ASSIGNMENT -
Look through the entries for the string "view", and copy each line that holds it.

RECORD EXTRACTS -
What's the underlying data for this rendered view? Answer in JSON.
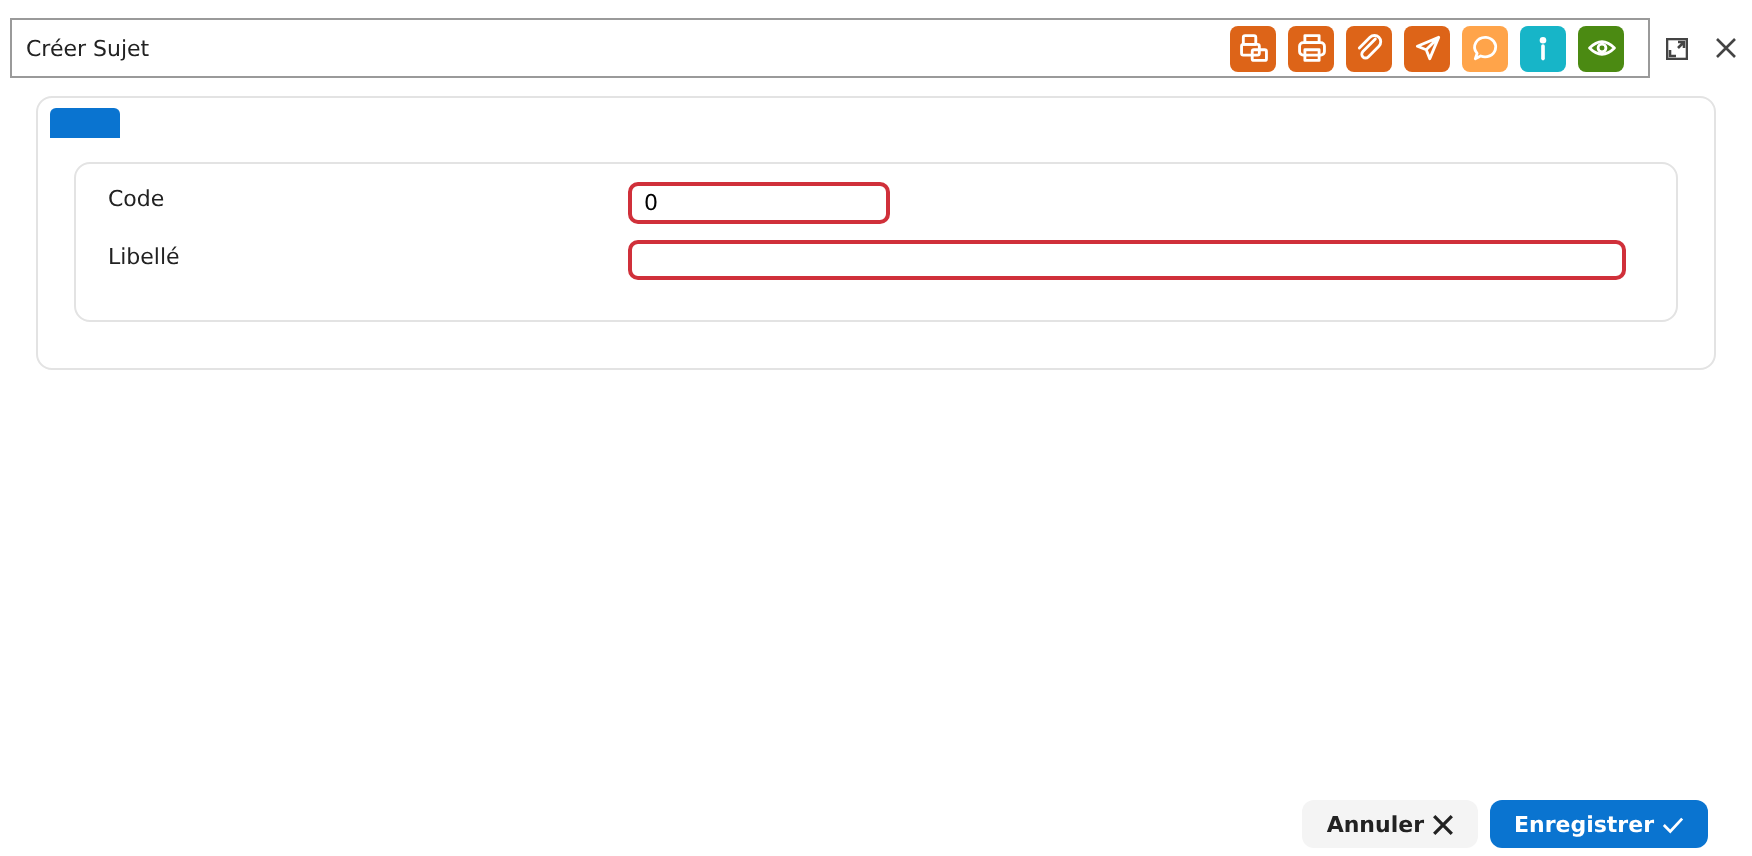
{
  "window": {
    "title": "Créer Sujet"
  },
  "toolbar": [
    {
      "kind": "fax",
      "color": "#dd6418"
    },
    {
      "kind": "print",
      "color": "#dd6418"
    },
    {
      "kind": "attach",
      "color": "#dd6418"
    },
    {
      "kind": "send",
      "color": "#dd6418"
    },
    {
      "kind": "comment",
      "color": "#ffa44a"
    },
    {
      "kind": "info",
      "color": "#17b5c8"
    },
    {
      "kind": "view",
      "color": "#4b8a12"
    }
  ],
  "tabs": [
    {
      "selected": true
    }
  ],
  "fields": [
    {
      "label": "Code",
      "value": "0",
      "invalid": true,
      "kind": "number"
    },
    {
      "label": "Libellé",
      "invalid": true,
      "kind": "text"
    }
  ],
  "buttons": [
    {
      "kind": "cancel",
      "label": "Annuler"
    },
    {
      "kind": "save",
      "label": "Enregistrer"
    }
  ]
}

THE COMPLETED TASK -
What's the underlying data for this rendered view? Answer in JSON.
      "kind": "view",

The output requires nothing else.